GIFTS FROM THE HEART
SHEPPARTON COMMUNITY OPENS HEARTS FOR DEVASTATED AFGHAN FAMILIES AND OFFER SUPPORT
Community hub leader Liz Arcus and her many friends have been sewing hundreds of felt hearts as gi s and symbols of care for Shepparton’s Afghan community members, following recent violence in their home country.
It’s a simple gesture, but a genuinely heartfelt one.
When Hobart-based counsellor Sarah De Jonge founded the 1000 Hearts project five years ago it started as a way of helping people through tough times.
The idea of sewing a small pocket heart from wool felt and offering it to people a symbol of compassion, care and kindness took off.
Little felt hearts have since been sent across the world — to people impacted by the Orlando nightclub shooting, the terror bombing in Manchester and the Grenfell Tower inferno in London. Thousands of hearts have also been sent to charities, services and individuals who need a bit of love.

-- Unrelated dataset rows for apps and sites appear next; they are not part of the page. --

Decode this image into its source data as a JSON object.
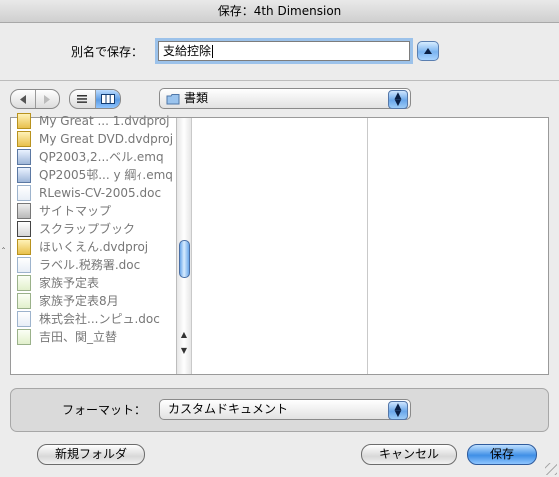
{
  "window": {
    "title": "保存：4th Dimension"
  },
  "save_as": {
    "label": "別名で保存：",
    "value": "支給控除"
  },
  "toolbar": {
    "back_icon": "back-arrow-icon",
    "forward_icon": "forward-arrow-icon",
    "list_view_icon": "list-view-icon",
    "column_view_icon": "column-view-icon",
    "location": "書類"
  },
  "files": [
    {
      "name": "My Great ... 1.dvdproj",
      "icon": "dvdproj"
    },
    {
      "name": "My Great DVD.dvdproj",
      "icon": "dvdproj"
    },
    {
      "name": "QP2003,2...ベル.emq",
      "icon": "emq"
    },
    {
      "name": "QP2005邨... y 綱ｨ.emq",
      "icon": "emq"
    },
    {
      "name": "RLewis-CV-2005.doc",
      "icon": "doc"
    },
    {
      "name": "サイトマップ",
      "icon": "site"
    },
    {
      "name": "スクラップブック",
      "icon": "clip"
    },
    {
      "name": "ほいくえん.dvdproj",
      "icon": "dvdproj"
    },
    {
      "name": "ラベル.税務署.doc",
      "icon": "doc"
    },
    {
      "name": "家族予定表",
      "icon": "txt"
    },
    {
      "name": "家族予定表8月",
      "icon": "txt"
    },
    {
      "name": "株式会社...ンピュ.doc",
      "icon": "doc"
    },
    {
      "name": "吉田、関_立替",
      "icon": "txt"
    }
  ],
  "format": {
    "label": "フォーマット：",
    "value": "カスタムドキュメント"
  },
  "buttons": {
    "new_folder": "新規フォルダ",
    "cancel": "キャンセル",
    "save": "保存"
  },
  "colors": {
    "accent": "#6aa7ea",
    "focus_ring": "#9cc2ea"
  }
}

Last year, Community Hub leader at St Georges Rd Primary School and Shepparton English Language Centre Liz Arcus and hub community members took up the challenge of sewing little felt hearts for people struggling through the first lockdowns.
Now, they are being sewn for Shepparton’s Afghan community to be given as gestures of compassion and support for the awful stories and pictures coming from their home country since the Taliban took control less than three weeks ago.
“Our Afghan community is really hurting at the moment. They’re suffering and feeling helpless — worried about loved ones and family members.
“Some have very close family members that are still there. These are people they have not been able to get here for many reasons,” Ms Arcus said.
Ms Arcus said she is receiving phone calls and messages at all hours from Afghan community members.
“They are just devastated not knowing what will happen next,” she said.
Ms Arcus gave the first heart to a young man affected by the events in Kabul.
“I put it in his hand and he looked shocked. Then we sat and talked for a long time and I could see it meant a lot to him. I asked him if this could help others in his community and he said they wouldn’t expect to receive anything — but it would let them know they are cared about,” she said.
Ms Arcus said nearly 500 hearts have now been sewn by volunteers and community hub members from different backgrounds.
She said as soon as restrictions allow, the pocket hearts will be delivered to homes and individuals in Shepparton’s Afghan community.
“We just want to send them a message that we know they are hurting, and that we want to send them love and that there’s many people who have spent hours sewing hearts and thinking of them,” Ms Arcus said.
She said the project was still ongoing, and that if anyone wished to contribute or find out more they could phone her on 0407 861 303.